One of the most surprising things to me about aspiring short story writers is how few of them actually read short stories on a regular basis. Outside of a subscription to the New Yorker, it’s not uncommon for people in my workshops and classes to admit that they don’t really read a lot of lit mags, story collections or even the annual anthologies like the O’Henry Awards, Pushcart Prizes and Best American Short Stories.
I love anthology season, and I just finished the latest edition of the O’Henry Awards. As usual, there were a few that weren’t for me and many more I absolutely loved. Lionel Shriver’s “Kilifi Creek” made my jaw drop. But I was a little surprised by how many endings left me hanging. Some confused me to the point that I thought the copy I bought had an error in cutting off the final pages of stories (perhaps the Sycamore Review made me sensitive to that sort of thing…).

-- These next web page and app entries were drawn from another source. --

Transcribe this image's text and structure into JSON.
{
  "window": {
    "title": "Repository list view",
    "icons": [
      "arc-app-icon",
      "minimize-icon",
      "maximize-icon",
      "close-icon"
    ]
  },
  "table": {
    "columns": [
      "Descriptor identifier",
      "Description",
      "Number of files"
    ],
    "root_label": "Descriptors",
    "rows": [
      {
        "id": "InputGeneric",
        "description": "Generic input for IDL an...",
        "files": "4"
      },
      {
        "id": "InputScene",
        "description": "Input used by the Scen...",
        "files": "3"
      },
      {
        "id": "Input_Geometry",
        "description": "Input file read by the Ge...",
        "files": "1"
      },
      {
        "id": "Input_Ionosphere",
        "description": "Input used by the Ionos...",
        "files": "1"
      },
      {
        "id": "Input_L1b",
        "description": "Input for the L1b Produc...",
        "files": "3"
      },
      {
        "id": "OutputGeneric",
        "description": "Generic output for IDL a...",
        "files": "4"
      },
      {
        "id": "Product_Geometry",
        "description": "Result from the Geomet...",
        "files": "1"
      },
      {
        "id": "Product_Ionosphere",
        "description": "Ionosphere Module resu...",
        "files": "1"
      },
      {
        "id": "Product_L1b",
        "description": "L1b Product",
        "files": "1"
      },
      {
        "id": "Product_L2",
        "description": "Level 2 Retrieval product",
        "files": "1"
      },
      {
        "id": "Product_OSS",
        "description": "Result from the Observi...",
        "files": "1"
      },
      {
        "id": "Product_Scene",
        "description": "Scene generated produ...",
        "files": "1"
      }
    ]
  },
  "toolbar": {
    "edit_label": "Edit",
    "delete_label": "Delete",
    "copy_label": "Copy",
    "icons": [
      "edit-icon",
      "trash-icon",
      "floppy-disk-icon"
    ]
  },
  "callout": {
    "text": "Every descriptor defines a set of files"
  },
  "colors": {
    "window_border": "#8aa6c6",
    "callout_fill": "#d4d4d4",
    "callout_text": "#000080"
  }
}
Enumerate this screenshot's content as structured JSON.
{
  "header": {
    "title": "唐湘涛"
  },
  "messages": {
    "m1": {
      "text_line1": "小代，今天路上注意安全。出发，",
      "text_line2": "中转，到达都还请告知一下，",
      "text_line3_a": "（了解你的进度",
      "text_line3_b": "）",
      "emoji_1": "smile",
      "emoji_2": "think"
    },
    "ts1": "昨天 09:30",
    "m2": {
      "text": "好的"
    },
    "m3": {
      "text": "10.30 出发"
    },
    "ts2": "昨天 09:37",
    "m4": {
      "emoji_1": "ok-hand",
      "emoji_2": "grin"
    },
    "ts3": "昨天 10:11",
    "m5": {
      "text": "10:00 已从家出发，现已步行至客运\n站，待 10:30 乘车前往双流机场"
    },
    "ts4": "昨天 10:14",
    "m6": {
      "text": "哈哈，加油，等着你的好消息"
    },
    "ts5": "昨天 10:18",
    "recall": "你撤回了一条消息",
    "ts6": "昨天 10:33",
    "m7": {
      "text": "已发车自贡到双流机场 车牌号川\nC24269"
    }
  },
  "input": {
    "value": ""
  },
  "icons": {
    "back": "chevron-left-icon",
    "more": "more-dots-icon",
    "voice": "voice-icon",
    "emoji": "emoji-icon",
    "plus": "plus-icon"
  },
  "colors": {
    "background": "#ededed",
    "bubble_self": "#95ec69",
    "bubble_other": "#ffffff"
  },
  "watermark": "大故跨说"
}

I’ve found this to be a common complaint about modern short fiction: the stories just end with no resolution, or I have to really go digging to explain the reasons behind how a story wraps up. Students of my writing classes will attest to how much stress I put on narrative arc, identifying climaxes, inciting incidents, focusing on causality and connectivity between the beats in a short story’s plot. When I manage to get personalized rejections on my own submissions, the most common feedback I get from the editors is that the ending just wasn’t right. Believe me, I take that to heart.
I’ve been focusing on endings a lot lately. I just changed one for a story that I’ve been tinkering with for a couple of years now. It’s a story I love, but it’s one of those that readers say “feels like the first chapter in a novel.” That’s a sure sign that the end failed.
Another story I’m working on has an ending I love, but I haven’t earned it yet. Sometimes, that means the end of the story isn’t wrong, but the path I’ve taken to get there is. I sometimes equate it to finding a route. If you know where you’re going to finish up, it’s easy to chart the course. If the ending turns out to be the place where you eventually wind up, then perhaps the way you got there is full of wrong turns, detours and side trips. Time to straighten out the directions.
So I’ll make you a promise: When one of my stories finally appears in BASS or O’Henry or the Pushcart Prizes, it’ll have an ending that feels like a real ending.
Speaking of endings, my friend Angela Taylor Hylland is coming to the end of her journey as she gets ready to release her children’s book “The Denim Jungle.” She wrote a blog post today on the mixed feelings she has about setting her book free at her My Castle Heart website that’s worth a look. I never considered the idea that one might feel anything but relief at finishing a book, but there’s something to ponder about putting your heart and soul into something for so many years, then letting it go out and take on a life of its own out of your control.